Website and app data records
######
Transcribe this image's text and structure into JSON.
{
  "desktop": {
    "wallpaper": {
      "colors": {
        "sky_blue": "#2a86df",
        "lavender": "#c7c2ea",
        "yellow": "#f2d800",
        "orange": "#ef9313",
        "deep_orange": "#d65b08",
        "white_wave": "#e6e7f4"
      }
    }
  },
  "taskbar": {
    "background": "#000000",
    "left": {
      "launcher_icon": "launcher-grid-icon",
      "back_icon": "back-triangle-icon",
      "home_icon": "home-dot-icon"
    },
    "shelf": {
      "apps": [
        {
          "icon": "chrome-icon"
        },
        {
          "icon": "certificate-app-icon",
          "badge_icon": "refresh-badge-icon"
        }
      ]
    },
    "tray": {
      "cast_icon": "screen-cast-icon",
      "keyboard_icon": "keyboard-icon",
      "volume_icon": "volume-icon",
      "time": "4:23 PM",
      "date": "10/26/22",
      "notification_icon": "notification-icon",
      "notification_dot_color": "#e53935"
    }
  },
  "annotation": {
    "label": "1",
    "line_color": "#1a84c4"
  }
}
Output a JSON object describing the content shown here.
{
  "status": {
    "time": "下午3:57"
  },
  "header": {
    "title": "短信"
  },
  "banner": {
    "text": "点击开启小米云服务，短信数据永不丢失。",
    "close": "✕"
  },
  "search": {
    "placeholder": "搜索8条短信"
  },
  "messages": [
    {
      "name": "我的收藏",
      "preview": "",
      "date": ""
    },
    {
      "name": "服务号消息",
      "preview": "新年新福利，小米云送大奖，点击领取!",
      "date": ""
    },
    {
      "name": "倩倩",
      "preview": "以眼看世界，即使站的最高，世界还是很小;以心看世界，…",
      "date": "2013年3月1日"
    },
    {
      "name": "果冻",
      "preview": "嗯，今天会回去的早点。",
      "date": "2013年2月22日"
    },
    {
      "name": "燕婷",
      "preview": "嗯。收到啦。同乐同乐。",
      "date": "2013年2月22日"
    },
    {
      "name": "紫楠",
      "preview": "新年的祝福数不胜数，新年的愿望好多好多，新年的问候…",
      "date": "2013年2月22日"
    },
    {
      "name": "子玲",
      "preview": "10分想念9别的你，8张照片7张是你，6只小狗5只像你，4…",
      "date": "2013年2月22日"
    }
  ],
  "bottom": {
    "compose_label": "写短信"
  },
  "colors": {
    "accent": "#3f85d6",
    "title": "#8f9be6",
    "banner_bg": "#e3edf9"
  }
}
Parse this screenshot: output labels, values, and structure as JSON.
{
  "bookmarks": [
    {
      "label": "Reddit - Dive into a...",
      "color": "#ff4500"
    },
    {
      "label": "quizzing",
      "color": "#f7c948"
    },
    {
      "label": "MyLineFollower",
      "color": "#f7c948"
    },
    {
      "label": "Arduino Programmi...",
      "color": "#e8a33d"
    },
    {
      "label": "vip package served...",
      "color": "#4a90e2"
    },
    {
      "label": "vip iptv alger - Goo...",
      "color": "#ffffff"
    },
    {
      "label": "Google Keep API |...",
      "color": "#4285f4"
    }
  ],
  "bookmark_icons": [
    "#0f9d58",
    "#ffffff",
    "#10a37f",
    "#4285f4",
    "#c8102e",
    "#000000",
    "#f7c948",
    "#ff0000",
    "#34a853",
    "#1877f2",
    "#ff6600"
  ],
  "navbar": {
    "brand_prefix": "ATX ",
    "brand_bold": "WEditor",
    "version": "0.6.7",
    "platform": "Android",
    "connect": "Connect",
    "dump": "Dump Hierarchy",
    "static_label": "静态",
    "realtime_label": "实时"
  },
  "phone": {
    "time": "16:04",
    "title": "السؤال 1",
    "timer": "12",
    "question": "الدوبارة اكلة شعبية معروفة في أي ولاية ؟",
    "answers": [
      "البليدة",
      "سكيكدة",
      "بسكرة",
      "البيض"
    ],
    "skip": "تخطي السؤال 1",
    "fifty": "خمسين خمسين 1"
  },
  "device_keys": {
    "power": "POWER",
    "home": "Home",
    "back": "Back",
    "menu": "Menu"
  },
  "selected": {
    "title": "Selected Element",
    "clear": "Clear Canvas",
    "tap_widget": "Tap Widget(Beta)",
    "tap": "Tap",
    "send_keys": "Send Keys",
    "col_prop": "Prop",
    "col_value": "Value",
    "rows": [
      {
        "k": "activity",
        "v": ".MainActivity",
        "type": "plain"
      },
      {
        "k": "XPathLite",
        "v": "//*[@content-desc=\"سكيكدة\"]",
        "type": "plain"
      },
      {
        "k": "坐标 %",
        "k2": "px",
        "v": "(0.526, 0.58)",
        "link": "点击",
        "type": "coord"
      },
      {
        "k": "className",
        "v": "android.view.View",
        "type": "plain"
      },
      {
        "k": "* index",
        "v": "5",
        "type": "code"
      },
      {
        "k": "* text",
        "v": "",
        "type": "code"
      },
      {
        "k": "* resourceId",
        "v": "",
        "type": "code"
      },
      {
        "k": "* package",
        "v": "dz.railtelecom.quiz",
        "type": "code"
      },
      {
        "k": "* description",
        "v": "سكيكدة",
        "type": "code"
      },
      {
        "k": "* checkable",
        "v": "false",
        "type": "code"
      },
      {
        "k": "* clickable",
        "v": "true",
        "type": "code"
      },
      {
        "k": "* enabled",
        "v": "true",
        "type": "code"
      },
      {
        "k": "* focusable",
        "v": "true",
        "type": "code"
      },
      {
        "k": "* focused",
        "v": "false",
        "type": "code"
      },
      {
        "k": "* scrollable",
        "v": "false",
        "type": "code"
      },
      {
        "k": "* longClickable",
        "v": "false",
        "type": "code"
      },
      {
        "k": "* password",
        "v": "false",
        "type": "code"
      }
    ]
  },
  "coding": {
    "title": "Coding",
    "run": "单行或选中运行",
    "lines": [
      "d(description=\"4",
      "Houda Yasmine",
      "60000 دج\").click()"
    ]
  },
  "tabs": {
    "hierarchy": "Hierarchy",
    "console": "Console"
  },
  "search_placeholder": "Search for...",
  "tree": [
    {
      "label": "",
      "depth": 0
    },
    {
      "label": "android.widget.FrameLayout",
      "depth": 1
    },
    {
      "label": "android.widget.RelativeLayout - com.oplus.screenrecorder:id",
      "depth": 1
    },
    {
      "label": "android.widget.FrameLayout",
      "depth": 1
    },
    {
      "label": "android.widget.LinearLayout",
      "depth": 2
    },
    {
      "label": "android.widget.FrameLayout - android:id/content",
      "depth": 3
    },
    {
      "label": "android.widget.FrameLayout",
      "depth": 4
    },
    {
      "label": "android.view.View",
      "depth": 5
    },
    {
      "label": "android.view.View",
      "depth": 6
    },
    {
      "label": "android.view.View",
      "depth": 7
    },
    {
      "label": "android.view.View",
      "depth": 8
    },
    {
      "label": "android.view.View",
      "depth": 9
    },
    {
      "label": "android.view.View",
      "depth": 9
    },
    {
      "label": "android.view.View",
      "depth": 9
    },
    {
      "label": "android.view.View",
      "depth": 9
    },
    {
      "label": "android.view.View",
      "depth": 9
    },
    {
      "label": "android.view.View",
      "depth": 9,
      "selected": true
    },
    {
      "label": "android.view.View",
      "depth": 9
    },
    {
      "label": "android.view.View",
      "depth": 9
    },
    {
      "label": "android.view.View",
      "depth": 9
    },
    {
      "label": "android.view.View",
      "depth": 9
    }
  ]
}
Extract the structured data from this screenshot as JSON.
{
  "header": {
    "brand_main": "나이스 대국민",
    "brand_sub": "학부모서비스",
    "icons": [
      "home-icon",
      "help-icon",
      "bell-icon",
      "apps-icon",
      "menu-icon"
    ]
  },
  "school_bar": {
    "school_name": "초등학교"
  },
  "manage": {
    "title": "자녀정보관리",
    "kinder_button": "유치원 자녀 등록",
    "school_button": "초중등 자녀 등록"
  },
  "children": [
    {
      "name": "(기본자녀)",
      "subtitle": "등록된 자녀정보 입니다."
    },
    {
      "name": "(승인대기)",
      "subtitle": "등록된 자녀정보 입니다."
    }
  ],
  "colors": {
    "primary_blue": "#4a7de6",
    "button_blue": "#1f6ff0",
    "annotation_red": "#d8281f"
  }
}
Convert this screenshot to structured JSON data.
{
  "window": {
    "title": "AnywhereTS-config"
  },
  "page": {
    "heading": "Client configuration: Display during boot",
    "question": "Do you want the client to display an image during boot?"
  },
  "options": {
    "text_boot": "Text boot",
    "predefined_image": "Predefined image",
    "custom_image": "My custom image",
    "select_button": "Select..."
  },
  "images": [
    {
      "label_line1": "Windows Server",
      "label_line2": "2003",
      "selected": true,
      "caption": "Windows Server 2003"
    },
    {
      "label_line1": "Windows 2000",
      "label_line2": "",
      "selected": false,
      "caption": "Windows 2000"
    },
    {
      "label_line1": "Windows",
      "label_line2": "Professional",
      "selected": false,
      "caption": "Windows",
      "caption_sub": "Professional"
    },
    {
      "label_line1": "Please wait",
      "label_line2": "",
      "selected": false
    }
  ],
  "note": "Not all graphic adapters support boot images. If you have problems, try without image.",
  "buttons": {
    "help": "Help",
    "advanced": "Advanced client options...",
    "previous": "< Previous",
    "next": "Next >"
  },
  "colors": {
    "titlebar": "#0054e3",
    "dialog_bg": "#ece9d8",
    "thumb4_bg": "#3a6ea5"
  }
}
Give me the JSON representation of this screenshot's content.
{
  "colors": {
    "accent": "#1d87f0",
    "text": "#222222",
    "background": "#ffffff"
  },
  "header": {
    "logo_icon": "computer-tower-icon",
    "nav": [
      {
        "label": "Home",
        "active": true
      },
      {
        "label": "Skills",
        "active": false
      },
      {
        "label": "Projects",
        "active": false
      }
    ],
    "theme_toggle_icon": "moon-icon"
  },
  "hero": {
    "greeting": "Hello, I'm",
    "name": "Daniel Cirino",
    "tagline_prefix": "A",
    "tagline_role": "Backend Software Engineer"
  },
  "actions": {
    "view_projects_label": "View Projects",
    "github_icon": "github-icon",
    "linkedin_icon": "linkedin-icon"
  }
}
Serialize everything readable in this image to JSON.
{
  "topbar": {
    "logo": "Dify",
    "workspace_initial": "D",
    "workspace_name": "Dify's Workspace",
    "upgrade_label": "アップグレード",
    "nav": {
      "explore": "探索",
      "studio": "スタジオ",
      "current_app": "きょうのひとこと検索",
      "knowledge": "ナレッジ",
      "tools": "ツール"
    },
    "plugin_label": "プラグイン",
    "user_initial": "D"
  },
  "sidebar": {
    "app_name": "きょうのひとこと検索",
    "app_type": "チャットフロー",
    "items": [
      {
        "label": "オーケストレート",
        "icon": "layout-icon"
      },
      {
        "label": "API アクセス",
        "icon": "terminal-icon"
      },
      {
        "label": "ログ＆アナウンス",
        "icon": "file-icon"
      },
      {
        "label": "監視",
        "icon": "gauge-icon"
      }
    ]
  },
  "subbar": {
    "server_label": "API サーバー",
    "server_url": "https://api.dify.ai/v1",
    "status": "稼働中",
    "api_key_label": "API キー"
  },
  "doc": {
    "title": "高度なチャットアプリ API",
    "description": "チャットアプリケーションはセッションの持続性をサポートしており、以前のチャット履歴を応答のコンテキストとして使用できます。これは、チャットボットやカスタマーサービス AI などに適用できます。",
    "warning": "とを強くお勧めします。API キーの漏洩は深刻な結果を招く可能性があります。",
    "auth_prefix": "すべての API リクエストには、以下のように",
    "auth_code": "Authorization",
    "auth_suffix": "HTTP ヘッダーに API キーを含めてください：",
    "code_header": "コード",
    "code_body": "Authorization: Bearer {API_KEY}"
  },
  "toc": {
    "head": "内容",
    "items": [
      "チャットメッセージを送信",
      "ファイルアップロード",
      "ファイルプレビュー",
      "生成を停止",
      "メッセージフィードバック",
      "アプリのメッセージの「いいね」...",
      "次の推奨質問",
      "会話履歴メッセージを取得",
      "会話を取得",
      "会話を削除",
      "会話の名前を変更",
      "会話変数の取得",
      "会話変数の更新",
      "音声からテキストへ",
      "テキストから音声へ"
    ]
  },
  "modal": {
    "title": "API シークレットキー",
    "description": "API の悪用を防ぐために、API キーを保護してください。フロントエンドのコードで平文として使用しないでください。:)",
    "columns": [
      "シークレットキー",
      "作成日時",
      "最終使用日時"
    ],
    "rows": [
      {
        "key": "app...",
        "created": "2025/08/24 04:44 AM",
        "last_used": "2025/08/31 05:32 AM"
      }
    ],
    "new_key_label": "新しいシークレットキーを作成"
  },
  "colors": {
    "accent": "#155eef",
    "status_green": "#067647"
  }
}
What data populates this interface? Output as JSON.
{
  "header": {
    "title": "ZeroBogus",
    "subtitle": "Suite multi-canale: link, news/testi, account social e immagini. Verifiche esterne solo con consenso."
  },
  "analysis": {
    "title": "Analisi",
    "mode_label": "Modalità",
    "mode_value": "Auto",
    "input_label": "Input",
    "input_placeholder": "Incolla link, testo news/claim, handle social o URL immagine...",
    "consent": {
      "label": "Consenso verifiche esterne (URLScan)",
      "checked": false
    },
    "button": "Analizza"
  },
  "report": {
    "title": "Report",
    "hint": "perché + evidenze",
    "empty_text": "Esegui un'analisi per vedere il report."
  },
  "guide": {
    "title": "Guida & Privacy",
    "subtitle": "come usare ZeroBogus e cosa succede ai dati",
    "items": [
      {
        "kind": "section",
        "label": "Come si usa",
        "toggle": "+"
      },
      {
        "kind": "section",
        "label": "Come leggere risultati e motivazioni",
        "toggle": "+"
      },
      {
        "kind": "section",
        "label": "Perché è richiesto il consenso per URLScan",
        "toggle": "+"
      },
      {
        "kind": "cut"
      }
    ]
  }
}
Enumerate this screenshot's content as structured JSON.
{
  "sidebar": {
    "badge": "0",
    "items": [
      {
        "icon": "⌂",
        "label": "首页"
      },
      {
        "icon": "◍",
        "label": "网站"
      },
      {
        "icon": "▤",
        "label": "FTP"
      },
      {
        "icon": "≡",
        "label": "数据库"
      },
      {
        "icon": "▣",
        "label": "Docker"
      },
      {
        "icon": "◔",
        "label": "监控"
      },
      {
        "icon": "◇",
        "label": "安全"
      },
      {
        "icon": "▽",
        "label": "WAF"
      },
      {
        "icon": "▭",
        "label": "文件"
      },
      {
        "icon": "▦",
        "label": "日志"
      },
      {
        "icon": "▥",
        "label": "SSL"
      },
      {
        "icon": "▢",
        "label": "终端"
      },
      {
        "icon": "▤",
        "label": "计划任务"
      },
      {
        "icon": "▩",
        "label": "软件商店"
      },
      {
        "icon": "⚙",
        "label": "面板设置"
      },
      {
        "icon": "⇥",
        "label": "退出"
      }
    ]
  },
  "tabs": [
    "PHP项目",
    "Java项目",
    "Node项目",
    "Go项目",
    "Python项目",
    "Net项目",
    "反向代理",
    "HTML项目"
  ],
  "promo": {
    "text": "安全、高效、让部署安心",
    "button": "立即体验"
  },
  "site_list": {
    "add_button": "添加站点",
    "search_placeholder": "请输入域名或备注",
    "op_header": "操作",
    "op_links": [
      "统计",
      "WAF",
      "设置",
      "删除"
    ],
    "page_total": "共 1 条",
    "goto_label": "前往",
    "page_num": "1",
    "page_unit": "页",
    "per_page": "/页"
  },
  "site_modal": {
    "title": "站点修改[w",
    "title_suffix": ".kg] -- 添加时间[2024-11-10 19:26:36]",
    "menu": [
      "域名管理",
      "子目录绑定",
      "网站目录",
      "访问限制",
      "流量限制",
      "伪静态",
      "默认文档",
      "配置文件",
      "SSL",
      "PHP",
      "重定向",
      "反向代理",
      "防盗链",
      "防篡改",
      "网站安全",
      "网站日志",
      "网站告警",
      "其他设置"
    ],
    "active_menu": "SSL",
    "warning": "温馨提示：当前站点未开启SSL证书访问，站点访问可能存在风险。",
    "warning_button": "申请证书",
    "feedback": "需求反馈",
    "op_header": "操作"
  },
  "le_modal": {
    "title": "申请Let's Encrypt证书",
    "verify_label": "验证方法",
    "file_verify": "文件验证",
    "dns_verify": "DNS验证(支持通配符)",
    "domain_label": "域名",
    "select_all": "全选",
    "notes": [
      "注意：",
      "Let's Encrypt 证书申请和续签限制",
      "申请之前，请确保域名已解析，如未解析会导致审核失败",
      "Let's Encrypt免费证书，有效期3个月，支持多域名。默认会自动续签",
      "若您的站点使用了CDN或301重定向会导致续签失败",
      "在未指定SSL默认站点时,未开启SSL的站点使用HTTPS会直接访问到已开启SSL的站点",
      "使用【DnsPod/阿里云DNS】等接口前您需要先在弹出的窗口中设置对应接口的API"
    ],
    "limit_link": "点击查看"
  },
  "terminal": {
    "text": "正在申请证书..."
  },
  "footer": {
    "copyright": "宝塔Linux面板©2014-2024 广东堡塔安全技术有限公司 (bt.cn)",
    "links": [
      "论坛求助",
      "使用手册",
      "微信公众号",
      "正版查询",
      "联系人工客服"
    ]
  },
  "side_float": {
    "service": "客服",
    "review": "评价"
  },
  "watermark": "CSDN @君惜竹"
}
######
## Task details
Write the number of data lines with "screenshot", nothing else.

## Answer to the problem
5